Other Major Products
Every Saturday and Sunday in each small town is a farmers market that displays a diversity of produce available in Costa Rica, mainly items that have not been exported. Many of these are fruits: pineapple, oranges, melon, papaya, passion fruit, starfruit, guava, mangos, avacados, cas, lemons, blackberries, mamones chinos, tamarindo, maranon, watermelon, cateloupe, and pejibaye. The rest are vegetables or herbs including: plantains, potatoes, carrots, lettuce, celery, yucca, chiote, broccoli, califlower, ginger, peppers, yams, , cocoa beans, coconuts, and a variety of other items.
Ranching and Cattle
Cattle ranching began in Costa Rica in the early colonial period. By the 1960's more and more Costa Ricans had begun investing in beef cattle. By 1975, there were almost as many cows as people living in Costa Rica. This popular source of income has been quite determental to the environment with the cattle eating and trampling everything in site. Additionally, Costa Rican's began clearing large areas of rainforest to convert into pasture land which in turn put many wild animals in danger by destroying their natural habitat. All of these changes caused drought in the regions, especially in Guanacaste. When the demand for beef in the 80´s staggered, the Costa Rican ecnomy took a big hit and many ranchers lost everything. Despite these hardships, many Costa Ricans still view cattle ranching as profitable and prestigious so they continue to invest in these types of businesses. In fact, in 1994 over 2/3 of agricultural land, which accounts for 40% of the national territory, was pasture and only 7% of that was dedicated to crops.
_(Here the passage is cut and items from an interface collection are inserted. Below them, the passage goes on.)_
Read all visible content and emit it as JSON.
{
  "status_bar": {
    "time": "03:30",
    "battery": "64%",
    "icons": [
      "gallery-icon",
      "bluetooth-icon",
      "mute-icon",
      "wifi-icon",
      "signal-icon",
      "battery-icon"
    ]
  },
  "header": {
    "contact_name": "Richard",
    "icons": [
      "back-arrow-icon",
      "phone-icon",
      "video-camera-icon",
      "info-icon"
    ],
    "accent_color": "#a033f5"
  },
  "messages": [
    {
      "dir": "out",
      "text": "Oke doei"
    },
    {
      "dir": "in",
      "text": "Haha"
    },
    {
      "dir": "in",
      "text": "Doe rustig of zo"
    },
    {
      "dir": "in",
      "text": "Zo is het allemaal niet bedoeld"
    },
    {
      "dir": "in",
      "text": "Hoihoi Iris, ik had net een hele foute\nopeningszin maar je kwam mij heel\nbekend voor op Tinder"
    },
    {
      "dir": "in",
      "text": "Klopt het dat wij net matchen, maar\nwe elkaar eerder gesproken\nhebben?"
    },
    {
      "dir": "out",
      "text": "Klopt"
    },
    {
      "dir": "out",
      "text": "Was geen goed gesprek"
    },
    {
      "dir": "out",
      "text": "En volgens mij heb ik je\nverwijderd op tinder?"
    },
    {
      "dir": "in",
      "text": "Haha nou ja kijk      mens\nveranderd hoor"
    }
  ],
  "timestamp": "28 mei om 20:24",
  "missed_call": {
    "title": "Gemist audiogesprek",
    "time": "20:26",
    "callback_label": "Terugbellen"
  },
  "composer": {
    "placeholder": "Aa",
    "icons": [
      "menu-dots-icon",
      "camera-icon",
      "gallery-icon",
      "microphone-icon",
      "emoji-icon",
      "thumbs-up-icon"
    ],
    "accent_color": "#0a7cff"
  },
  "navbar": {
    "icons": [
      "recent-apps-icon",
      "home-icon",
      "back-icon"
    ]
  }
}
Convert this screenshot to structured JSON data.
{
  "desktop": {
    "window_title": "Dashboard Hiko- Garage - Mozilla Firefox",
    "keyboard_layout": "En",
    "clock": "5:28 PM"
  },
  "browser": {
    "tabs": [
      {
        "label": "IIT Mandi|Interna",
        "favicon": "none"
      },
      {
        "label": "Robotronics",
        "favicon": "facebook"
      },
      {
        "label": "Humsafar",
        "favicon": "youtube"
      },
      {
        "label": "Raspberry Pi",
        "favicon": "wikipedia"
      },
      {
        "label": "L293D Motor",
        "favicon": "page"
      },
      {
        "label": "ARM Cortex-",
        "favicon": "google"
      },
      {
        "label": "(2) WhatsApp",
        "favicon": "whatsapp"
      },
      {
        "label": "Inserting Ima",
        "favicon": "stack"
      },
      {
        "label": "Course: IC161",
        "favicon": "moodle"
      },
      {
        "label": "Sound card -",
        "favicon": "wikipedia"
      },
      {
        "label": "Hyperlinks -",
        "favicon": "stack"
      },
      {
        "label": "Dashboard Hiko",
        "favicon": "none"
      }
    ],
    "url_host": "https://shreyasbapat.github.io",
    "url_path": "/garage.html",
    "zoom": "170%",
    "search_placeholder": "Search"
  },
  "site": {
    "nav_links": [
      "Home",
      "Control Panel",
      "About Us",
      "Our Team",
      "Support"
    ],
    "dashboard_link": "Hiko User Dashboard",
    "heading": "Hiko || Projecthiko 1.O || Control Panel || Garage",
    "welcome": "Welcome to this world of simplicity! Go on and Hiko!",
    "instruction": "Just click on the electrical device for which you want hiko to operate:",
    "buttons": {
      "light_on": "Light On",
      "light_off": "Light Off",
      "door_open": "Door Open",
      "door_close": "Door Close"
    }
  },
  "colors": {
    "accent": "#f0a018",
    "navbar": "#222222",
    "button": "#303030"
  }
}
Non Traditional Agricultural Goods
Nontraditional agricultural goods have been rising in importance over recent years. Most of them are export oriented and linked to various forms of agroindustry. Examples are African palm used for the extraction of vegetable cooking oil, and oranges processed for their juice and exported as fluid or concentrate.
Although African palm has been cultivated since the 1970s, its period of strong growth began in the 1990s. By 1996 over 27,000 hectares were in production generating a volume of 422,000 metric tons. Orange production began in earnest as recently as 1990, spurred by the construction of 2 processing plants. Production areas doubled in 6 years, reaching 23,500 hectares and 165,000 metric tons. Other important nontraditional agricultural products are hearts of palm, ornamental plants, and macadamia nuts.
Is a controversial topic in Costa Rica. In the past lots of rainforest was cleared for farmland by Costa Ricans. Currently there are very strict rules for cutting down trees from the Environmental Protection organizations SETENA and MINAET.
Tropical hardwoods like Teak and Ronron are extremely popular and valuable. Additionally, there are about 50 different species of precious tropical hardwoods including: bocote, Brazilian cherry, cocobolo, madero negro,purple heart,roble, and mahogany. Many foreigners are purchasing large tree farms in order to protect the rainforest, but also to harvest a new investment of tropical hardwoods